*Directions*
Word for word, restate each entry in the listing below.

*Material supplied*

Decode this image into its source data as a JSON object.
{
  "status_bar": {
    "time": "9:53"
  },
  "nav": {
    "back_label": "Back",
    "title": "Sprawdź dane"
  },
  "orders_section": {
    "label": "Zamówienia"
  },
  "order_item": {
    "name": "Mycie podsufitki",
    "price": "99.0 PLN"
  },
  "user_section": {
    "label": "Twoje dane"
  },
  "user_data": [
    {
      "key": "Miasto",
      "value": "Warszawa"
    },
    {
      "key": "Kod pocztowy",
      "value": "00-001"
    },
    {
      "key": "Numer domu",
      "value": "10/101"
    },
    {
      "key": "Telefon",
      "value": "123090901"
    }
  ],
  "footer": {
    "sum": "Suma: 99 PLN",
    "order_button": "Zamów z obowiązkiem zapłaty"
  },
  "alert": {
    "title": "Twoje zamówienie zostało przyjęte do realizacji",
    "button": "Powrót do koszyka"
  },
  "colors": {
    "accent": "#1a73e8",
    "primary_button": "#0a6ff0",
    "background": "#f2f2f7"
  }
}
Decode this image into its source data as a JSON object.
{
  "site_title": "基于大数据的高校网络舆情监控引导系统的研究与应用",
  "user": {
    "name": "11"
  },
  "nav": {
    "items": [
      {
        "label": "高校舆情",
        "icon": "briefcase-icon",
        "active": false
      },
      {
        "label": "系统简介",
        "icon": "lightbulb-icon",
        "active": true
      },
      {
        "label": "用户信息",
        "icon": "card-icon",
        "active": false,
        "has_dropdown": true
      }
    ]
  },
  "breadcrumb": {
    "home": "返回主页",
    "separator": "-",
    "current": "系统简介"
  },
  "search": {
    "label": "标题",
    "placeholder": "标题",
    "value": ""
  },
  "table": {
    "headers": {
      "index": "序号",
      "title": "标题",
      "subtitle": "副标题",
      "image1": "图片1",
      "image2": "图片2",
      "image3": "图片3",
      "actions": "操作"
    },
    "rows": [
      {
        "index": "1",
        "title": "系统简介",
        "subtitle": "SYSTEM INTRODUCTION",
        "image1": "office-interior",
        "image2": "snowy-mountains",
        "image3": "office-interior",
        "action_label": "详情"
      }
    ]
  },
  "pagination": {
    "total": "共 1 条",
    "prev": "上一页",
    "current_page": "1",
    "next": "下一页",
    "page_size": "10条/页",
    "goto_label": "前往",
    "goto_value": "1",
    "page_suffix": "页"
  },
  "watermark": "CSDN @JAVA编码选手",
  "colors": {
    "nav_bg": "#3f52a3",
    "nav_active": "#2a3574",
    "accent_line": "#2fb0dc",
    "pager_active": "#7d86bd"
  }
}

*Output for this task*
Decode this image into its source data as a JSON object.
{
  "status_bar": {
    "time": "9:53"
  },
  "nav": {
    "back_label": "Back",
    "title": "Sprawdź dane"
  },
  "orders_section": {
    "label": "Zamówienia"
  },
  "order_item": {
    "name": "Mycie podsufitki",
    "price": "99.0 PLN"
  },
  "user_section": {
    "label": "Twoje dane"
  },
  "user_data": [
    {
      "key": "Miasto",
      "value": "Warszawa"
    },
    {
      "key": "Kod pocztowy",
      "value": "00-001"
    },
    {
      "key": "Numer domu",
      "value": "10/101"
    },
    {
      "key": "Telefon",
      "value": "123090901"
    }
  ],
  "footer": {
    "sum": "Suma: 99 PLN",
    "order_button": "Zamów z obowiązkiem zapłaty"
  },
  "alert": {
    "title": "Twoje zamówienie zostało przyjęte do realizacji",
    "button": "Powrót do koszyka"
  },
  "colors": {
    "accent": "#1a73e8",
    "primary_button": "#0a6ff0",
    "background": "#f2f2f7"
  }
}
Decode this image into its source data as a JSON object.
{
  "site_title": "基于大数据的高校网络舆情监控引导系统的研究与应用",
  "user": {
    "name": "11"
  },
  "nav": {
    "items": [
      {
        "label": "高校舆情",
        "icon": "briefcase-icon",
        "active": false
      },
      {
        "label": "系统简介",
        "icon": "lightbulb-icon",
        "active": true
      },
      {
        "label": "用户信息",
        "icon": "card-icon",
        "active": false,
        "has_dropdown": true
      }
    ]
  },
  "breadcrumb": {
    "home": "返回主页",
    "separator": "-",
    "current": "系统简介"
  },
  "search": {
    "label": "标题",
    "placeholder": "标题",
    "value": ""
  },
  "table": {
    "headers": {
      "index": "序号",
      "title": "标题",
      "subtitle": "副标题",
      "image1": "图片1",
      "image2": "图片2",
      "image3": "图片3",
      "actions": "操作"
    },
    "rows": [
      {
        "index": "1",
        "title": "系统简介",
        "subtitle": "SYSTEM INTRODUCTION",
        "image1": "office-interior",
        "image2": "snowy-mountains",
        "image3": "office-interior",
        "action_label": "详情"
      }
    ]
  },
  "pagination": {
    "total": "共 1 条",
    "prev": "上一页",
    "current_page": "1",
    "next": "下一页",
    "page_size": "10条/页",
    "goto_label": "前往",
    "goto_value": "1",
    "page_suffix": "页"
  },
  "watermark": "CSDN @JAVA编码选手",
  "colors": {
    "nav_bg": "#3f52a3",
    "nav_active": "#2a3574",
    "accent_line": "#2fb0dc",
    "pager_active": "#7d86bd"
  }
}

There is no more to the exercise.